**Data items:**

==============================

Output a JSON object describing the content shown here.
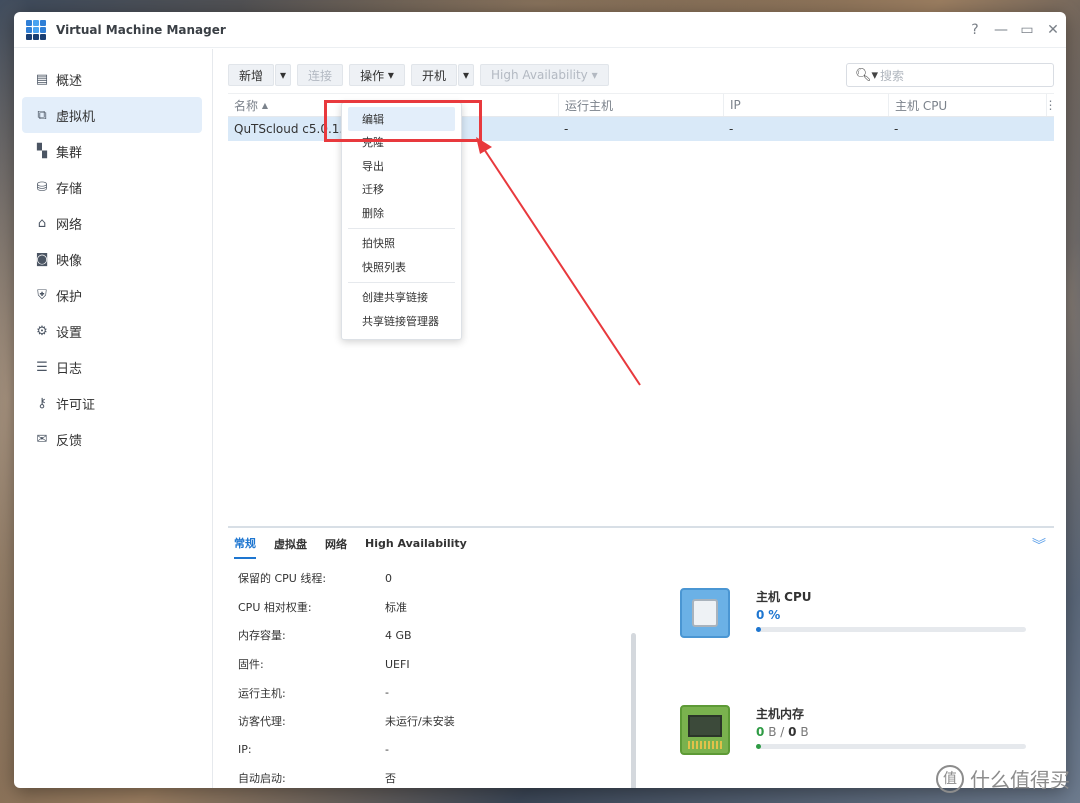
{
  "window": {
    "title": "Virtual Machine Manager"
  },
  "sidebar": {
    "items": [
      {
        "label": "概述",
        "icon": "overview-icon"
      },
      {
        "label": "虚拟机",
        "icon": "vm-icon"
      },
      {
        "label": "集群",
        "icon": "cluster-icon"
      },
      {
        "label": "存储",
        "icon": "storage-icon"
      },
      {
        "label": "网络",
        "icon": "network-icon"
      },
      {
        "label": "映像",
        "icon": "image-icon"
      },
      {
        "label": "保护",
        "icon": "shield-icon"
      },
      {
        "label": "设置",
        "icon": "gear-icon"
      },
      {
        "label": "日志",
        "icon": "log-icon"
      },
      {
        "label": "许可证",
        "icon": "key-icon"
      },
      {
        "label": "反馈",
        "icon": "mail-icon"
      }
    ],
    "active": "虚拟机"
  },
  "toolbar": {
    "new_label": "新增",
    "connect_label": "连接",
    "action_label": "操作",
    "power_label": "开机",
    "ha_label": "High Availability",
    "search_placeholder": "搜索"
  },
  "grid": {
    "columns": [
      "名称",
      "运行主机",
      "IP",
      "主机 CPU"
    ],
    "rows": [
      {
        "name": "QuTScloud c5.0.1.2",
        "host": "-",
        "ip": "-",
        "cpu": "-"
      }
    ]
  },
  "dropdown": {
    "group1": [
      "编辑",
      "克隆",
      "导出",
      "迁移",
      "删除"
    ],
    "group2": [
      "拍快照",
      "快照列表"
    ],
    "group3": [
      "创建共享链接",
      "共享链接管理器"
    ]
  },
  "detail": {
    "tabs": [
      "常规",
      "虚拟盘",
      "网络",
      "High Availability"
    ],
    "active_tab": "常规",
    "props": [
      {
        "label": "保留的 CPU 线程:",
        "value": "0"
      },
      {
        "label": "CPU 相对权重:",
        "value": "标准"
      },
      {
        "label": "内存容量:",
        "value": "4 GB"
      },
      {
        "label": "固件:",
        "value": "UEFI"
      },
      {
        "label": "运行主机:",
        "value": "-"
      },
      {
        "label": "访客代理:",
        "value": "未运行/未安装"
      },
      {
        "label": "IP:",
        "value": "-"
      },
      {
        "label": "自动启动:",
        "value": "否"
      }
    ],
    "cpu": {
      "title": "主机 CPU",
      "value": "0",
      "unit": "%",
      "fill_fraction": 0.02,
      "color": "#1e76d0"
    },
    "memory": {
      "title": "主机内存",
      "used": "0",
      "used_unit": "B",
      "sep": "/",
      "total": "0",
      "total_unit": "B",
      "fill_fraction": 0.02,
      "color": "#2e9b44"
    }
  },
  "watermark": {
    "text": "什么值得买",
    "logo": "值"
  }
}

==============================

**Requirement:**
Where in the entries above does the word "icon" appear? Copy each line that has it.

**Answer section:**
        "icon": "overview-icon"
        "icon": "vm-icon"
        "icon": "cluster-icon"
        "icon": "storage-icon"
        "icon": "network-icon"
        "icon": "image-icon"
        "icon": "shield-icon"
        "icon": "gear-icon"
        "icon": "log-icon"
        "icon": "key-icon"
        "icon": "mail-icon"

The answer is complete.